Acne vulgaris, affecting over 85% of adolescents and nearly 50% of people over age 25, is the most common disease in the Western hemisphere. Recent studies show that a high-glycemic diet is the primary determinant of the acne epidemic as evidenced by the physiology of pimpling.
In contrast to people in eastern societies, westerners tend to abundantly consume processed foods which rapidly increase blood sugar. In response, the pancreas continuously releases insulin to prevent high blood sugar. The elevated insulin levels trigger hormonal imbalances that disrupt skin homeostasis, thus increasing acne.
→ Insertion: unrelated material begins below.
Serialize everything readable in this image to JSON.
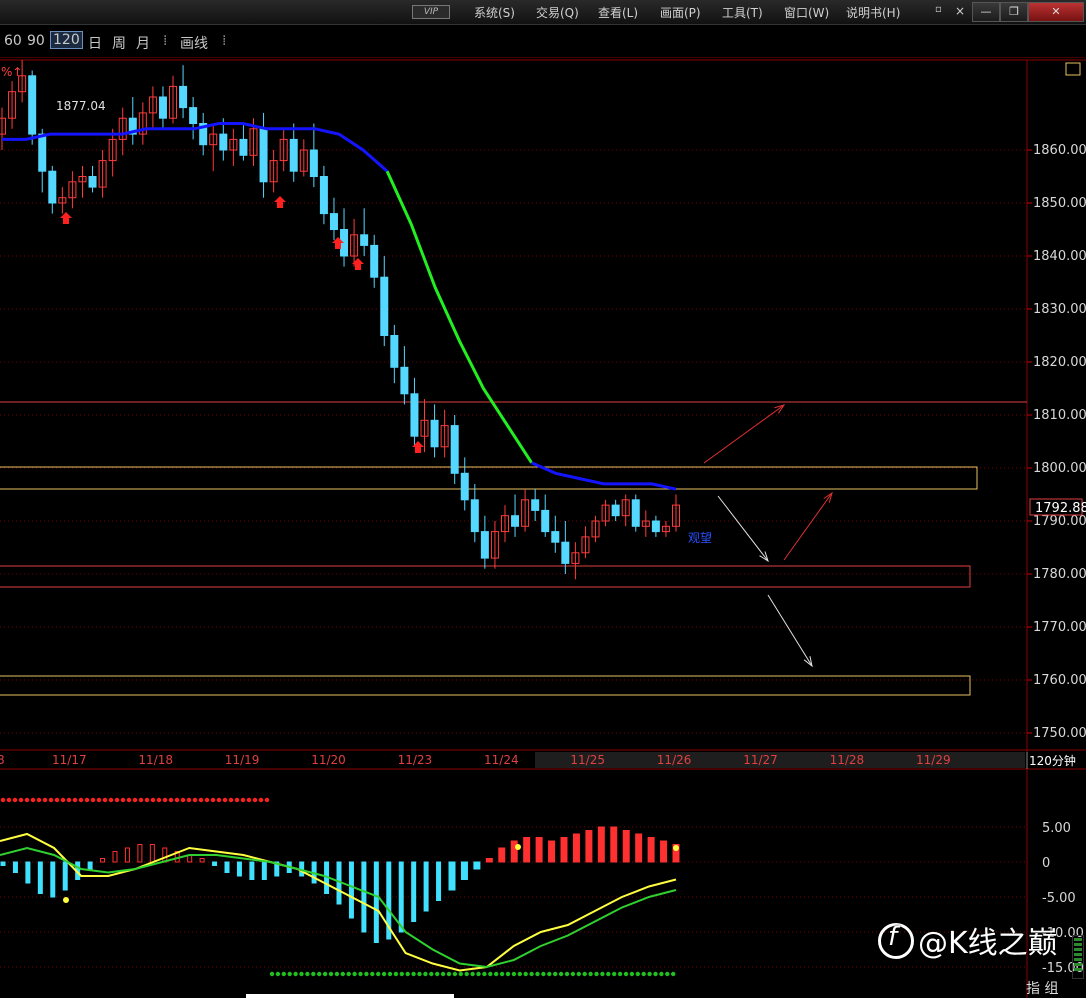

Researchers suggest weight loss and low-glycemic index (GI) food consumption (e.g., meat and low-carb vegetables) may incline the body toward healthier skin states. In fact, recent studies show the lowest of low-carb diets – the ketogenic diet – may prove to be the best form of carb restriction in women and men.
Once the body is deprived of carbs, it enters into a state of ketosis. Dietary and excess body fat is converted into liver ketones (organic compounds) used to fuel the brain and muscles. The keto diet forces the body to power itself via fat rather than sugar.
Research from Italy indicates the ketogenic diet can be applied to the treatment of acne via inflammation reduction as well as insulin level and insulin-like growth factor (IGF-1) level reductions.
On the other hand, dairy-rich keto diets may cause acne rather than preventing it. Research shows that dairy products – particularly processed milk and whey protein-based products – stimulate high insulin and IGF-1 levels. As a result, dairy alternatives can be applied:
~ Replace dairy-based cheese with vegan cheese
~ Replace heavy cream with coconut cream
~ Replace milk with coconut milk
Furthermore, if carb and dairy restriction prove ineffective, the following measures may be taken:
~ Consume less dark chocolate
~ Consume more fatty fish
~ Fast intermittently
~ Drink green tea
~ Exercise daily